At one time or another you have probably heard the expression: “The elephant in the room.” It’s used to describe a major issue which everyone is aware of, but no one wants to talk about. A husband and wife who can’t agree on priorities for the family budget may skirt the issue by talking about the weather. But the “elephant” is still there getting in the way. Employees of a company rumored to be closing may discuss last night’s ballgame, but what’s really on their mind is the “elephant” of possibly losing their jobs.
What would you say is the biggest “elephant” of all? Isn’t it the subject of death? Almost everyone feels uncomfortable talking about it, and yet everyone knows it’s there. No matter how many plans are made for the future, life on earth sooner or later comes to an end. Moses writes, “The length of our days is seventy years—or eighty, if we have the strength; yet their span is but trouble and sorrow, for they quickly pass, and we fly away” (Ps. 90:10).
How do you cope with the elephant in the room? It doesn’t help to ignore it. Sooner or later it has to be faced. It’s too massive for us to budge. That’s why God in love sent Jesus. The Son of God became our brother to face death head-on and overcome it for us. As our representative Jesus endured the death we deserved because of our sins. He suffered separation from God and the torture of hell in our place. He cried out, “It is finished!” and breathed His last. And He won! He rose from death, never to die again. He rose as the assurance that we too will be raised from the dead with perfect, glorified bodies to live forever in glory. “Death has been swallowed up in victory!” (1 Cor. 15:54).

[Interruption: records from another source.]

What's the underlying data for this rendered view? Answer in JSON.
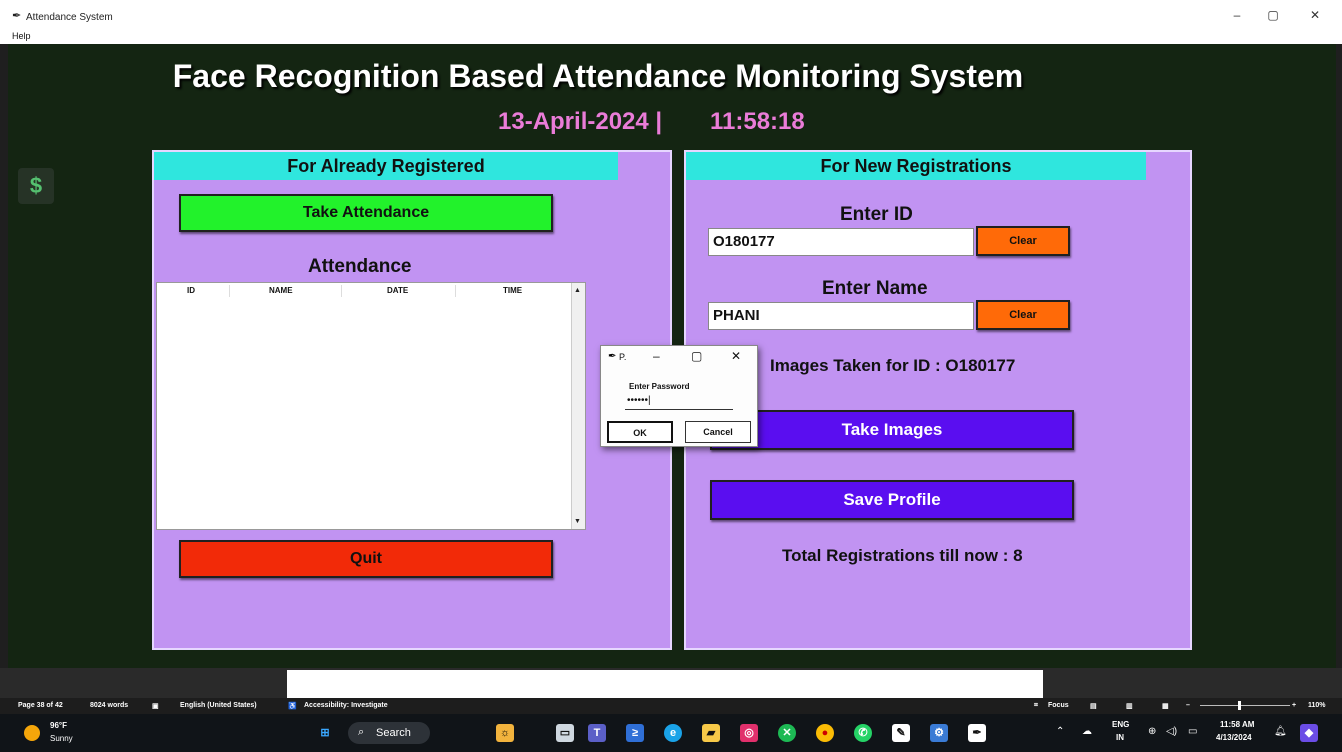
{
  "window": {
    "title": "Attendance System",
    "menu": [
      "Help"
    ],
    "controls": [
      "–",
      "▢",
      "✕"
    ]
  },
  "app": {
    "title": "Face Recognition Based Attendance Monitoring System",
    "date": "13-April-2024  |",
    "time": "11:58:18"
  },
  "left_frame": {
    "header": "For Already Registered",
    "take_attendance": "Take Attendance",
    "attendance_label": "Attendance",
    "columns": [
      "ID",
      "NAME",
      "DATE",
      "TIME"
    ],
    "quit": "Quit"
  },
  "right_frame": {
    "header": "For New Registrations",
    "enter_id_label": "Enter ID",
    "id_value": "O180177",
    "clear1": "Clear",
    "enter_name_label": "Enter Name",
    "name_value": "PHANI",
    "clear2": "Clear",
    "images_message": "Images Taken for ID : O180177",
    "take_images": "Take Images",
    "save_profile": "Save Profile",
    "total_registrations": "Total Registrations till now  : 8"
  },
  "dialog": {
    "title": "P.",
    "label": "Enter Password",
    "value": "••••••|",
    "ok": "OK",
    "cancel": "Cancel"
  },
  "statusbar": {
    "page": "Page 38 of 42",
    "words": "8024 words",
    "language": "English (United States)",
    "accessibility": "Accessibility: Investigate",
    "focus": "Focus",
    "zoom": "110%"
  },
  "taskbar": {
    "weather_temp": "96°F",
    "weather_desc": "Sunny",
    "search": "Search",
    "lang1": "ENG",
    "lang2": "IN",
    "clock_time": "11:58 AM",
    "clock_date": "4/13/2024"
  },
  "colors": {
    "background": "#142512",
    "frame": "#c193f2",
    "header": "#2fe6de",
    "green_button": "#22f22b",
    "red_button": "#f22a08",
    "orange_button": "#ff6a08",
    "blue_button": "#5a0ef0",
    "date_text": "#ea7cd8"
  }
}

By God’s grace we don’t have to live with the elephant in the room. “Christ Jesus has destroyed death and has brought life and immortality to light through the gospel” (2 Tim. 1:10). We don’t have to fear talking about it or wonder what to say. Death’s grip has been broken once and for all, and that sets us free to truly live life to the full in the present and to anticipate even greater things to come. Tomorrow’s readings emphasize that Christ’s victory over death is our personal victory by faith.